*** Opening of Extracted information ***

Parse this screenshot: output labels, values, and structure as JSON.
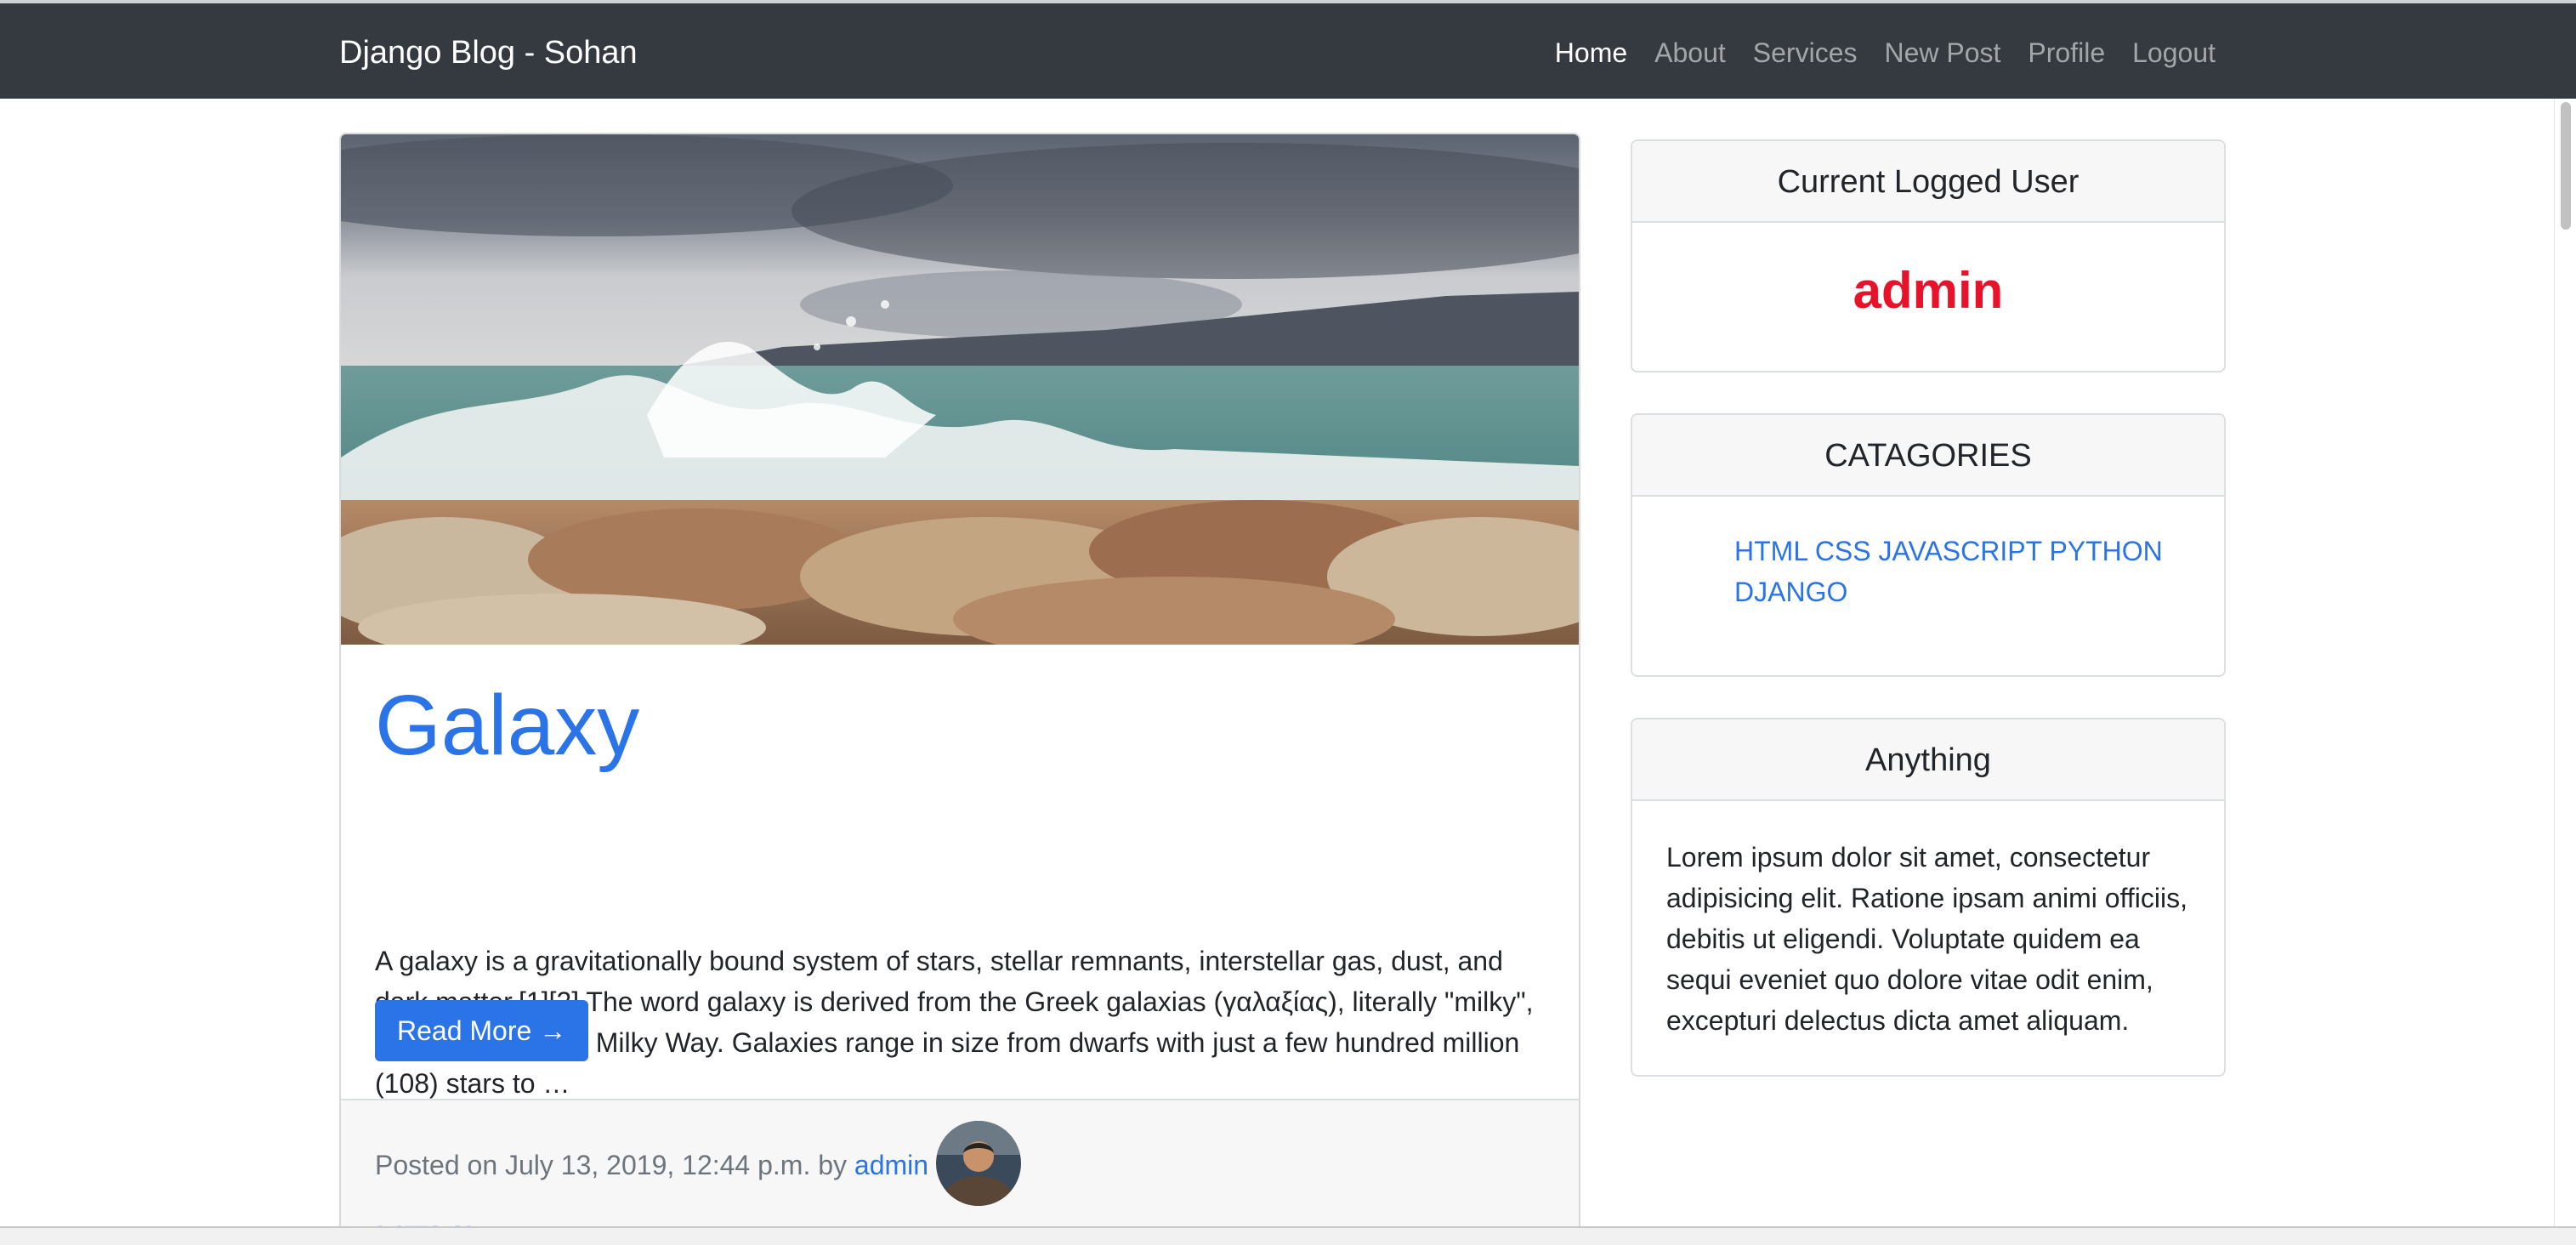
{
  "navbar": {
    "brand": "Django Blog - Sohan",
    "links": [
      {
        "label": "Home"
      },
      {
        "label": "About"
      },
      {
        "label": "Services"
      },
      {
        "label": "New Post"
      },
      {
        "label": "Profile"
      },
      {
        "label": "Logout"
      }
    ]
  },
  "post": {
    "title": "Galaxy",
    "excerpt": "A galaxy is a gravitationally bound system of stars, stellar remnants, interstellar gas, dust, and dark matter.[1][2] The word galaxy is derived from the Greek galaxias (γαλαξίας), literally \"milky\", a reference to the Milky Way. Galaxies range in size from dwarfs with just a few hundred million (108) stars to …",
    "read_more": "Read More →",
    "meta_prefix": "Posted on July 13, 2019, 12:44 p.m. by ",
    "author": "admin",
    "next_title": "HTML"
  },
  "sidebar": {
    "user_card": {
      "heading": "Current Logged User",
      "username": "admin"
    },
    "categories_card": {
      "heading": "CATAGORIES",
      "items": [
        "HTML",
        "CSS",
        "JAVASCRIPT",
        "PYTHON",
        "DJANGO"
      ]
    },
    "anything_card": {
      "heading": "Anything",
      "text": "Lorem ipsum dolor sit amet, consectetur adipisicing elit. Ratione ipsam animi officiis, debitis ut eligendi. Voluptate quidem ea sequi eveniet quo dolore vitae odit enim, excepturi delectus dicta amet aliquam."
    }
  },
  "colors": {
    "navbar_bg": "#343a40",
    "link": "#2a74e7",
    "username": "#e8132b",
    "primary_button": "#2a74e7"
  }
}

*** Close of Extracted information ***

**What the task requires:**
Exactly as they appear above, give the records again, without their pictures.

**Solution for this task:**
Parse this screenshot: output labels, values, and structure as JSON.
{
  "navbar": {
    "brand": "Django Blog - Sohan",
    "links": [
      {
        "label": "Home"
      },
      {
        "label": "About"
      },
      {
        "label": "Services"
      },
      {
        "label": "New Post"
      },
      {
        "label": "Profile"
      },
      {
        "label": "Logout"
      }
    ]
  },
  "post": {
    "title": "Galaxy",
    "excerpt": "A galaxy is a gravitationally bound system of stars, stellar remnants, interstellar gas, dust, and dark matter.[1][2] The word galaxy is derived from the Greek galaxias (γαλαξίας), literally \"milky\", a reference to the Milky Way. Galaxies range in size from dwarfs with just a few hundred million (108) stars to …",
    "read_more": "Read More →",
    "meta_prefix": "Posted on July 13, 2019, 12:44 p.m. by ",
    "author": "admin",
    "next_title": "HTML"
  },
  "sidebar": {
    "user_card": {
      "heading": "Current Logged User",
      "username": "admin"
    },
    "categories_card": {
      "heading": "CATAGORIES",
      "items": [
        "HTML",
        "CSS",
        "JAVASCRIPT",
        "PYTHON",
        "DJANGO"
      ]
    },
    "anything_card": {
      "heading": "Anything",
      "text": "Lorem ipsum dolor sit amet, consectetur adipisicing elit. Ratione ipsam animi officiis, debitis ut eligendi. Voluptate quidem ea sequi eveniet quo dolore vitae odit enim, excepturi delectus dicta amet aliquam."
    }
  },
  "colors": {
    "navbar_bg": "#343a40",
    "link": "#2a74e7",
    "username": "#e8132b",
    "primary_button": "#2a74e7"
  }
}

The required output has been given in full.